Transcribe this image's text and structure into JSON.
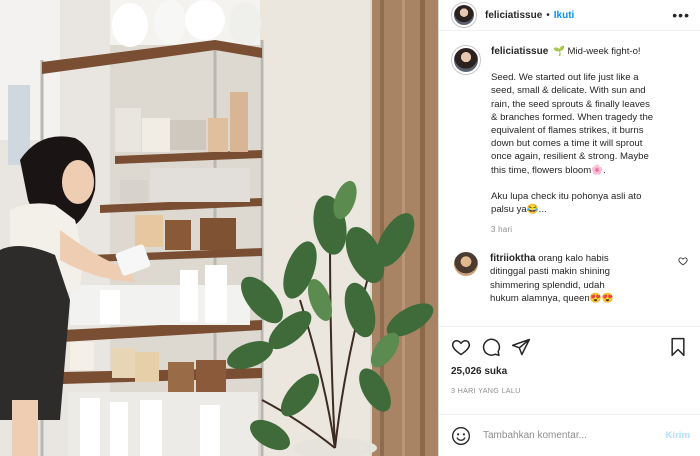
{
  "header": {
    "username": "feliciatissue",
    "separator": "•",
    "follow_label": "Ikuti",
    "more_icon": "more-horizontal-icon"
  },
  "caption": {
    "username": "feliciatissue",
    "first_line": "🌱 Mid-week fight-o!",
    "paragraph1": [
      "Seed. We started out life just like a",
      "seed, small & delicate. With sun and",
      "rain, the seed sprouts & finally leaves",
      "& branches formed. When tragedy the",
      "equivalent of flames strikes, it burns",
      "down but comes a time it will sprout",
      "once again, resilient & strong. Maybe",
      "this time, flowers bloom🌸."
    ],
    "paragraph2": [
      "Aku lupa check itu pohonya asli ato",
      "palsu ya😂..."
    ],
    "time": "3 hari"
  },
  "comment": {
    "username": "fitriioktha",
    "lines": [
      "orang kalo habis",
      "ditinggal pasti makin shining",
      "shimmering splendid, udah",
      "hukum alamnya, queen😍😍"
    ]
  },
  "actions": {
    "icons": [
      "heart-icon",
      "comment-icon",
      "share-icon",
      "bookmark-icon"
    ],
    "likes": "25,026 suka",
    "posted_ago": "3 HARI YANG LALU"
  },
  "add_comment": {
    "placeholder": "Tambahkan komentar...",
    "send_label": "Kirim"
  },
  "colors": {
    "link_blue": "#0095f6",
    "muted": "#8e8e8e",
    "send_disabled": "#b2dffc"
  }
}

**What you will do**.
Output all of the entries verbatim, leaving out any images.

**Solution to this exercise**.
Transcribe this image's text and structure into JSON.
{
  "header": {
    "username": "feliciatissue",
    "separator": "•",
    "follow_label": "Ikuti",
    "more_icon": "more-horizontal-icon"
  },
  "caption": {
    "username": "feliciatissue",
    "first_line": "🌱 Mid-week fight-o!",
    "paragraph1": [
      "Seed. We started out life just like a",
      "seed, small & delicate. With sun and",
      "rain, the seed sprouts & finally leaves",
      "& branches formed. When tragedy the",
      "equivalent of flames strikes, it burns",
      "down but comes a time it will sprout",
      "once again, resilient & strong. Maybe",
      "this time, flowers bloom🌸."
    ],
    "paragraph2": [
      "Aku lupa check itu pohonya asli ato",
      "palsu ya😂..."
    ],
    "time": "3 hari"
  },
  "comment": {
    "username": "fitriioktha",
    "lines": [
      "orang kalo habis",
      "ditinggal pasti makin shining",
      "shimmering splendid, udah",
      "hukum alamnya, queen😍😍"
    ]
  },
  "actions": {
    "icons": [
      "heart-icon",
      "comment-icon",
      "share-icon",
      "bookmark-icon"
    ],
    "likes": "25,026 suka",
    "posted_ago": "3 HARI YANG LALU"
  },
  "add_comment": {
    "placeholder": "Tambahkan komentar...",
    "send_label": "Kirim"
  },
  "colors": {
    "link_blue": "#0095f6",
    "muted": "#8e8e8e",
    "send_disabled": "#b2dffc"
  }
}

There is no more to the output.